- What to work on
For the listing below, count the lines that contain "this" and report only the number.

[[ Extracted data, beginning ]]

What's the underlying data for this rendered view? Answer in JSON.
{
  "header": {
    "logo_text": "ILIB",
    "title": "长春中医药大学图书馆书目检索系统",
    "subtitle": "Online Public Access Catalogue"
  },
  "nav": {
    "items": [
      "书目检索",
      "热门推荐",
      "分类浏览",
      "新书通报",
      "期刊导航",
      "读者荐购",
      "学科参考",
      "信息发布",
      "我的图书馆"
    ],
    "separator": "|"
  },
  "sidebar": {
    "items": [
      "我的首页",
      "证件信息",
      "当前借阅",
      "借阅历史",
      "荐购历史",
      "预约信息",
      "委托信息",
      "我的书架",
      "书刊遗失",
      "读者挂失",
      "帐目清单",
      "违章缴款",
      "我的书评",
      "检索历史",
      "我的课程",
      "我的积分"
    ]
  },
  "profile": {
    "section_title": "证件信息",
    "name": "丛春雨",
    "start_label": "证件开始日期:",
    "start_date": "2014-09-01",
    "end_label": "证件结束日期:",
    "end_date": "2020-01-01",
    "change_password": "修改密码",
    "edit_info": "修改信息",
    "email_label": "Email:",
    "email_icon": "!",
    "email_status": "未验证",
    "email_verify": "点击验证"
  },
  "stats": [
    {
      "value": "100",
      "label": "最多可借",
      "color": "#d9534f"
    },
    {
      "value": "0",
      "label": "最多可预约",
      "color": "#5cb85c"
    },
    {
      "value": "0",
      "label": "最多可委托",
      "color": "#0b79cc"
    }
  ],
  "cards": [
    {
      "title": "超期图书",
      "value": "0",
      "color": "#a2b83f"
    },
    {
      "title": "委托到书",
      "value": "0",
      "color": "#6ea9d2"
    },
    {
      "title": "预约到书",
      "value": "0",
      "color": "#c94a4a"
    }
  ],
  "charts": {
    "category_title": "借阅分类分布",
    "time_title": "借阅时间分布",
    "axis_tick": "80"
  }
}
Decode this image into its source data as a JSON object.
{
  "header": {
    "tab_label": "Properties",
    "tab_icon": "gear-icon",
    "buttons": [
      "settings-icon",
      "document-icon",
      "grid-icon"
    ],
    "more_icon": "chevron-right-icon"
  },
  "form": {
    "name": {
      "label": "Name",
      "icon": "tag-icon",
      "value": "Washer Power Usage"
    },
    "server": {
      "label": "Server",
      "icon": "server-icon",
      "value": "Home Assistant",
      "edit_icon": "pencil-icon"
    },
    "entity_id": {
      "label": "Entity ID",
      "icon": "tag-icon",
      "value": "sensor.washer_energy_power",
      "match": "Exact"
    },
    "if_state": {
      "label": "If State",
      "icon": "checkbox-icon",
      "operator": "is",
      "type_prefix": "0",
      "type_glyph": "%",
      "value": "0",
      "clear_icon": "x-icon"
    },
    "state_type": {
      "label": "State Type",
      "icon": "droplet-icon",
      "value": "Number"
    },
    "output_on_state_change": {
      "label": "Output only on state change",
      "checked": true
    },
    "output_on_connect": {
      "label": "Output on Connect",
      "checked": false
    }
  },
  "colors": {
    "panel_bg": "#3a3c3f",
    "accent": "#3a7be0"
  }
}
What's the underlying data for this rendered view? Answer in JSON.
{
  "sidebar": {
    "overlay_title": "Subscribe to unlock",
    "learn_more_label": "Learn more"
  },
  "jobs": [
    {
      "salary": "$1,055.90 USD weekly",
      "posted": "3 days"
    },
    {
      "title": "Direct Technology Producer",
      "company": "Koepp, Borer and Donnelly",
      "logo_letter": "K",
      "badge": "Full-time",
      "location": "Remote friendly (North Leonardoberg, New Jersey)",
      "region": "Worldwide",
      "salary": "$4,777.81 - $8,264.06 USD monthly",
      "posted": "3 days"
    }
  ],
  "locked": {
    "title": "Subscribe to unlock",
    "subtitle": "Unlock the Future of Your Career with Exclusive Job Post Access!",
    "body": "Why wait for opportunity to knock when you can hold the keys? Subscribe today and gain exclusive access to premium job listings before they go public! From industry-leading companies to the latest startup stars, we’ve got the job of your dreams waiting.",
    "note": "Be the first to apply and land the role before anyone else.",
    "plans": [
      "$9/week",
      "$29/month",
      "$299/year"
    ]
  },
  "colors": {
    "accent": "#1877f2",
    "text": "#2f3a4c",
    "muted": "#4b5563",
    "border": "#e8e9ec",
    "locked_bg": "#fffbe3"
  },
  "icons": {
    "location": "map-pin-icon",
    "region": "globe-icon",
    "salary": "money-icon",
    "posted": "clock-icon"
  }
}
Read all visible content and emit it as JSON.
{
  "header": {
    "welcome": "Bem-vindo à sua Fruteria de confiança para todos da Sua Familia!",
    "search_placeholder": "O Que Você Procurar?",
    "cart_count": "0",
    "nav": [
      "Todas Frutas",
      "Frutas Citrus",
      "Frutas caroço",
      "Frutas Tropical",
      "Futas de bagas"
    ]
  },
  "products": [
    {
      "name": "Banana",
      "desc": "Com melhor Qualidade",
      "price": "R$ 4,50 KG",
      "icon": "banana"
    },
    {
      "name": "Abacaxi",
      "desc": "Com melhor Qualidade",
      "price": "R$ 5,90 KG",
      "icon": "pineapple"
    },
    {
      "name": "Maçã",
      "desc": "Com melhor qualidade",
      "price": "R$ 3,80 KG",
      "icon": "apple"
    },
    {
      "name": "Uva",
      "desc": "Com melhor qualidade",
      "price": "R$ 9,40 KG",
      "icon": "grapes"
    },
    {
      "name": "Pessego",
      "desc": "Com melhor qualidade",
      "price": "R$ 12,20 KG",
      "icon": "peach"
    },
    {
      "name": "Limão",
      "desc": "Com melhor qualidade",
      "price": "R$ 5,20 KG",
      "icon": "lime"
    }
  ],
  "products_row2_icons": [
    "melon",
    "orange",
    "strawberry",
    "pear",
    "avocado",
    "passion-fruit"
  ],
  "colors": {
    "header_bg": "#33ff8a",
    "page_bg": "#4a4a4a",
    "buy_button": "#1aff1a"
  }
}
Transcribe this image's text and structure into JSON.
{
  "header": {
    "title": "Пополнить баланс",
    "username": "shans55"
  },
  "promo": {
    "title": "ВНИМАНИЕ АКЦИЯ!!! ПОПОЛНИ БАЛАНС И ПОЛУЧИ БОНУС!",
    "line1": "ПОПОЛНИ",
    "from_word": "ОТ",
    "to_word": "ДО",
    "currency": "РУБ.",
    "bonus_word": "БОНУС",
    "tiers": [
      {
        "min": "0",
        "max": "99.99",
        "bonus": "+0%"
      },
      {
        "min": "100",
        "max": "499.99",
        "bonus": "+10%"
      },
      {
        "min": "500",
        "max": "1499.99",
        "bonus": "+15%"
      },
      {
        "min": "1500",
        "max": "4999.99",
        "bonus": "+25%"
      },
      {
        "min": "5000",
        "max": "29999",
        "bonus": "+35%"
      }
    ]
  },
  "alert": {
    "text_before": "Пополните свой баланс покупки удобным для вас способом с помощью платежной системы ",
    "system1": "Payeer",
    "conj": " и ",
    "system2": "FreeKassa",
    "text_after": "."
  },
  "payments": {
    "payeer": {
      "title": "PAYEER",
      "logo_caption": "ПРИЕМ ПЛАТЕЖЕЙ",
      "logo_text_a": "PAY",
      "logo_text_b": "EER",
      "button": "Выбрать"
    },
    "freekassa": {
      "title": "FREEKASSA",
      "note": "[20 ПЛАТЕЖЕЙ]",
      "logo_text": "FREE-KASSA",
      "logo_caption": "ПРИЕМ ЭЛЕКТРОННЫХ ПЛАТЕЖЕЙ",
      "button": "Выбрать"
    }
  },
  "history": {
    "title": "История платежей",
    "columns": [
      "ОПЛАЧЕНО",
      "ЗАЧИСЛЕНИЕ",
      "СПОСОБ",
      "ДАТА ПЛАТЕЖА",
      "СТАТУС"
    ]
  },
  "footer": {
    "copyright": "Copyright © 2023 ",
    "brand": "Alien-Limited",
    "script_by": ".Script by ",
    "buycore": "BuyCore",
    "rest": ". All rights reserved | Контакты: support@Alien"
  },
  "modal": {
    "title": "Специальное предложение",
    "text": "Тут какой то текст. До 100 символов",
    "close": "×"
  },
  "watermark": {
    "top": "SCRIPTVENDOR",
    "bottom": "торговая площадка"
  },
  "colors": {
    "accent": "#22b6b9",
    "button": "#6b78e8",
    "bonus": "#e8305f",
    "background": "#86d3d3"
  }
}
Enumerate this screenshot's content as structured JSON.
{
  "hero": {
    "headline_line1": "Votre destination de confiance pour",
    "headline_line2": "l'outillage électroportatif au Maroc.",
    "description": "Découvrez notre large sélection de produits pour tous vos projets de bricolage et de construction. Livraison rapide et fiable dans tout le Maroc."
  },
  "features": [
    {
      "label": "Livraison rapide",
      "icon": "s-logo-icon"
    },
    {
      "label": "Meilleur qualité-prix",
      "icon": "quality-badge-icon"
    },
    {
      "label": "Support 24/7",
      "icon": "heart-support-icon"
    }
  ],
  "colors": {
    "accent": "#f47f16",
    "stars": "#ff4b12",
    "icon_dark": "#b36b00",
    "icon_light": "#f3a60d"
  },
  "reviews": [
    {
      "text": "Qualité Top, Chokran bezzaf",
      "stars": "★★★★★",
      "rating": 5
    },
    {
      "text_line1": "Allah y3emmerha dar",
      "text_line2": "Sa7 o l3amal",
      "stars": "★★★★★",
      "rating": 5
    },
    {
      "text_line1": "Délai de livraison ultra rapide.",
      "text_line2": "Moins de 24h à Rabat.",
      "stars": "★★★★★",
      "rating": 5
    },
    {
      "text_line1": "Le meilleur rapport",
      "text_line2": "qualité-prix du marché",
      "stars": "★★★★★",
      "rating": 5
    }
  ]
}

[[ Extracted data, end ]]

- Solution
5